The government should drop provisions for labor deregulation from its “work style reform” bill and set out to develop systems more in tune with the workplace reality and acceptable for the public.

What the government really needs to do swiftly under its labor reform initiative is to take effective steps to prevent overwork, including the introduction of a legal upper limit on overtime.

At the Diet, opposition parties are attacking the government’s labor deregulation proposal to expand the scope of the so-called “discretionary working system,” under which employees are deemed to have worked the number of hours prescribed by an advance agreement between labor and management regardless of the actual number of hours they have put in.

Struggling to set the stage to pass the bill after Prime Minister Shinzo Abe recently retracted his remarks concerning data cited to promote the proposal, the government is now considering delaying the implementation of the measure by one year to April 2020.

The Abe administration is also considering a one-year delay in the introduction of the so-called “sophisticated professionals system,” which would exempt employees engaged in certain high-paid specialist jobs from regulations concerning working hours.

This is a typical and outrageous tactic to steer debate from the real issue.

What is being questioned is not the schedule for taking these measures but the government’s rash move to push through such major labor policy changes.

The Diet deliberations on the bill have also revealed errors in part of the data concerning overtime of general workers included in the basic materials for discussions provided to the government’s Labor Policy Council, which was tasked with considering proposed revisions to the law.

Opposition parties have raised doubts about the credibility of arguments made at the council, but the government has insisted that they were not affected by the inaccurate data.

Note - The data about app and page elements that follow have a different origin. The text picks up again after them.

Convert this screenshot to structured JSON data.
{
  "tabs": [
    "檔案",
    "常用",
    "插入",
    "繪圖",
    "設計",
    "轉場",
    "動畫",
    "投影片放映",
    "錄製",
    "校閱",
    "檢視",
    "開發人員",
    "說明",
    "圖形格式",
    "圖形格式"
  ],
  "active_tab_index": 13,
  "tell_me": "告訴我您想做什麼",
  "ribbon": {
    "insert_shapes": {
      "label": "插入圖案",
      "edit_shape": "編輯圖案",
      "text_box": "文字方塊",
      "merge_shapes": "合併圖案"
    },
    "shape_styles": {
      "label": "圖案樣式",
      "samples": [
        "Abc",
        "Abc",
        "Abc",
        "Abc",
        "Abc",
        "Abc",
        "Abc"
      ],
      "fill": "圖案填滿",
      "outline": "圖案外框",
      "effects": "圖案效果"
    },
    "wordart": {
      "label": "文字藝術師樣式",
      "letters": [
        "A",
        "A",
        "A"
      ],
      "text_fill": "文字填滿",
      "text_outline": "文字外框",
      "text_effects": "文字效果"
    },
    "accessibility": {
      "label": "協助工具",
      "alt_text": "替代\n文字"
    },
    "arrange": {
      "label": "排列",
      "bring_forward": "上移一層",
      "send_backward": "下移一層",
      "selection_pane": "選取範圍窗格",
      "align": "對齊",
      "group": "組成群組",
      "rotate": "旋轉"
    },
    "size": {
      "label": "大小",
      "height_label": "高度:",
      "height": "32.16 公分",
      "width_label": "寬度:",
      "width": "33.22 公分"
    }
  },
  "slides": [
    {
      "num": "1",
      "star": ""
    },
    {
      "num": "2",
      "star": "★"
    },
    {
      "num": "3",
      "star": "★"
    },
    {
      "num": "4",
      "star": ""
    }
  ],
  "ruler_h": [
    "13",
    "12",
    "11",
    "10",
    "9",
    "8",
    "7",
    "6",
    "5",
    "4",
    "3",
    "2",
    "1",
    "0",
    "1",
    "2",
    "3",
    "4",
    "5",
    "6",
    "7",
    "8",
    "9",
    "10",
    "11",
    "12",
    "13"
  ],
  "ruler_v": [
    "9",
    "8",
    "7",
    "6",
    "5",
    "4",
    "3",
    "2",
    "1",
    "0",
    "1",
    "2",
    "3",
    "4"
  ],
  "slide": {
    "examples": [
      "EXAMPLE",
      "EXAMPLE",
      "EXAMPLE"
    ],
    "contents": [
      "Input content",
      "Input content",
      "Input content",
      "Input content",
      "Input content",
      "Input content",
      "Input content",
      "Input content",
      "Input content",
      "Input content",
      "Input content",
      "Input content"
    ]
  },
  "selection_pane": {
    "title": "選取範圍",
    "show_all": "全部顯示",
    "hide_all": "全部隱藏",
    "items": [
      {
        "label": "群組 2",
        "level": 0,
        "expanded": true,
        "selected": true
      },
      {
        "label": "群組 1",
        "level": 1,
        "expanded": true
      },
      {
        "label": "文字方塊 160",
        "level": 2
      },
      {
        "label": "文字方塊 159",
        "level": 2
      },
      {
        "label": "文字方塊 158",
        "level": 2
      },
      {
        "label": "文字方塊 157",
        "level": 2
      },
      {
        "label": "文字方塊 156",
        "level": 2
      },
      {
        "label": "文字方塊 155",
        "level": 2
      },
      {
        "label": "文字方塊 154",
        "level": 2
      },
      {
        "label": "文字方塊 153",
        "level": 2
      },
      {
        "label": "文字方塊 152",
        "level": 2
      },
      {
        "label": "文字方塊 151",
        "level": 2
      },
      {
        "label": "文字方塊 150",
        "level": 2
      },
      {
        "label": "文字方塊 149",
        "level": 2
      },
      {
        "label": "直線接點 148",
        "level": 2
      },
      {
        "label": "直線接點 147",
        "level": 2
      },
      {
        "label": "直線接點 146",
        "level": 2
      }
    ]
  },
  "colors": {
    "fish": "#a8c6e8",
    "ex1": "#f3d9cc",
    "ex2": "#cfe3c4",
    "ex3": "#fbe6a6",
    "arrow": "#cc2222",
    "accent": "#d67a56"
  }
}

But the way the council reached its conclusions on the deregulation proposals was itself questionable.

While employers ardently lobbied for the expansion of the “discretionary working system” and the introduction of the “sophisticated professionals system,” labor unions remained opposed to these measures to the end, arguing that they could end up promoting long working hours.

The advisory panel, however, ignored the objection from the labor community and concluded that these proposals were “mostly reasonable.”

The council is designed as a forum of discussion on labor issues involving neutral experts as well as representatives of labor and management.

But other advisory panels set up to promote the administration’s policy, such as the council for industrial competitiveness and the council for regulatory reform, had already thrown their weight behind the deregulation proposals before the Labor Policy Council began to consider them.

Abe has withdrawn his remarks that certain data indicated the average working hours among people covered by the discretionary working system are shorter than that of general workers.

But he has also countered the opposition arguments against the proposal that stressed the findings of a survey by the Japan Institute for Labor Policy and Training.

The survey showed that the average monthly working hours among employees under the system tended to be longer than the average for ordinary workers. Abe has claimed that the comparison is not relevant because the longer working hours among employees working under the system were not due to the change to the system.

To be sure, the survey didn’t try to find a change in working hours due to the shift from ordinary jobs to positions covered by the discretionary working system.

If so, the administration should order a fresh survey to find such a change, if any, and gather more relevant data for debate on the proposals.

Various problems with the discretionary working system have been cited, including cases of applying it to noneligible workers as a means to avoid paying overtime.

The government should reset its labor deregulation initiative by starting with confronting the reality of working conditions. Gradual expansion of the system without careful and fact-based debate on the proposal is unacceptable.

--The Asahi Shimbun, Feb. 23